▶ Entries from a dataset of interfaces
_ _ _
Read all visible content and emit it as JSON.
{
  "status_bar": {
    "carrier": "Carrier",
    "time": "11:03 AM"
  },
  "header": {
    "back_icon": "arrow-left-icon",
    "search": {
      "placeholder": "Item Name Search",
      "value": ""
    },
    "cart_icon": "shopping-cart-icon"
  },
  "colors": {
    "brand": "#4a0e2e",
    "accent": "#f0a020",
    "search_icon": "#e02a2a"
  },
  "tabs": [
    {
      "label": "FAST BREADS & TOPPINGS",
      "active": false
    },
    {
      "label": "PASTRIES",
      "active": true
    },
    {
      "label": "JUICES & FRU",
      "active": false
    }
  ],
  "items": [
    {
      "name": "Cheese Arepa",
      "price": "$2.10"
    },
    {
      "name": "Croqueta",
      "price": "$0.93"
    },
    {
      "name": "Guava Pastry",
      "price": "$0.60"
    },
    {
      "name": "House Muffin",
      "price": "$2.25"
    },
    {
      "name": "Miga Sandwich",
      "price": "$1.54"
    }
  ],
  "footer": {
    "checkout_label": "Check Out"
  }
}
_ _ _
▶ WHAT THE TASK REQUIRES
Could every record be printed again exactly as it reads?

▶ FINISHED EXERCISE
Read all visible content and emit it as JSON.
{
  "status_bar": {
    "carrier": "Carrier",
    "time": "11:03 AM"
  },
  "header": {
    "back_icon": "arrow-left-icon",
    "search": {
      "placeholder": "Item Name Search",
      "value": ""
    },
    "cart_icon": "shopping-cart-icon"
  },
  "colors": {
    "brand": "#4a0e2e",
    "accent": "#f0a020",
    "search_icon": "#e02a2a"
  },
  "tabs": [
    {
      "label": "FAST BREADS & TOPPINGS",
      "active": false
    },
    {
      "label": "PASTRIES",
      "active": true
    },
    {
      "label": "JUICES & FRU",
      "active": false
    }
  ],
  "items": [
    {
      "name": "Cheese Arepa",
      "price": "$2.10"
    },
    {
      "name": "Croqueta",
      "price": "$0.93"
    },
    {
      "name": "Guava Pastry",
      "price": "$0.60"
    },
    {
      "name": "House Muffin",
      "price": "$2.25"
    },
    {
      "name": "Miga Sandwich",
      "price": "$1.54"
    }
  ],
  "footer": {
    "checkout_label": "Check Out"
  }
}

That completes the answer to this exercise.